Where a line of the following data contains the string "efficiency", include it in the tally. Report the total alone.

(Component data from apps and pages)
_ _ _ _ _
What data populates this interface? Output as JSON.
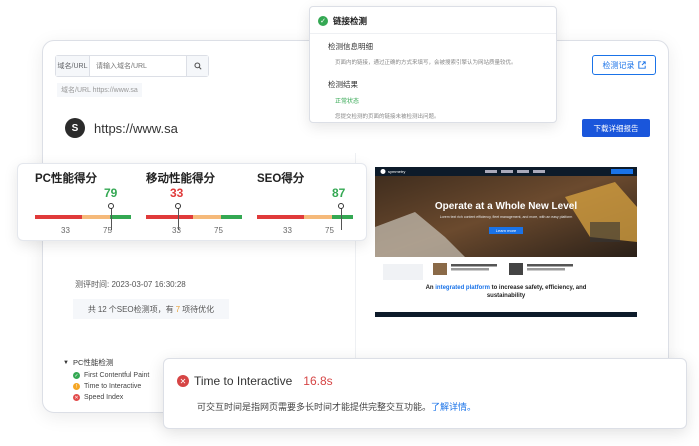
{
  "search": {
    "prefix": "域名/URL",
    "placeholder": "请输入域名/URL"
  },
  "domain_line": "域名/URL  https://www.sa",
  "record_button": "检测记录",
  "site": {
    "logo": "S",
    "url": "https://www.sa"
  },
  "download_button": "下载详细报告",
  "test_time": "测评时间: 2023-03-07 16:30:28",
  "summary": {
    "prefix": "共",
    "count": "12",
    "mid": "个SEO检测项，有",
    "warn": "7",
    "suffix": "项待优化"
  },
  "preview": {
    "brand": "symmetry",
    "headline": "Operate at a Whole New Level",
    "subtext": "Lorem text rich content efficiency, fleet management, and more, with an easy platform",
    "cta": "Learn more",
    "section_title_pre": "An",
    "section_title_hl": "integrated platform",
    "section_title_post": "to increase safety, efficiency, and sustainability",
    "colors": {
      "bg": "#0e2a47",
      "accent": "#1a73e8"
    }
  },
  "scores": [
    {
      "label": "PC性能得分",
      "value": "79",
      "color": "#34a853",
      "ticks": [
        "33",
        "75"
      ],
      "level": 79
    },
    {
      "label": "移动性能得分",
      "value": "33",
      "color": "#e03a3a",
      "ticks": [
        "33",
        "75"
      ],
      "level": 33
    },
    {
      "label": "SEO得分",
      "value": "87",
      "color": "#34a853",
      "ticks": [
        "33",
        "75"
      ],
      "level": 87
    }
  ],
  "link_popup": {
    "title": "链接检测",
    "section1_title": "检测信息明细",
    "section1_text": "页面内的链接，通过正确的方式来填写，会被搜索引擎认为网站质量较优。",
    "section2_title": "检测结果",
    "status": "正常状态",
    "section2_text": "您提交检测的页面的链接未被检测出问题。"
  },
  "pc_section": {
    "title": "PC性能检测",
    "items": [
      {
        "label": "First Contentful Paint",
        "status": "pass"
      },
      {
        "label": "Time to Interactive",
        "status": "warn"
      },
      {
        "label": "Speed Index",
        "status": "fail"
      }
    ]
  },
  "tti_popup": {
    "title": "Time to Interactive",
    "value": "16.8s",
    "desc": "可交互时间是指网页需要多长时间才能提供完整交互功能。",
    "link": "了解详情。"
  }
}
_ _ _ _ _
» **TASK RESPONSE**
2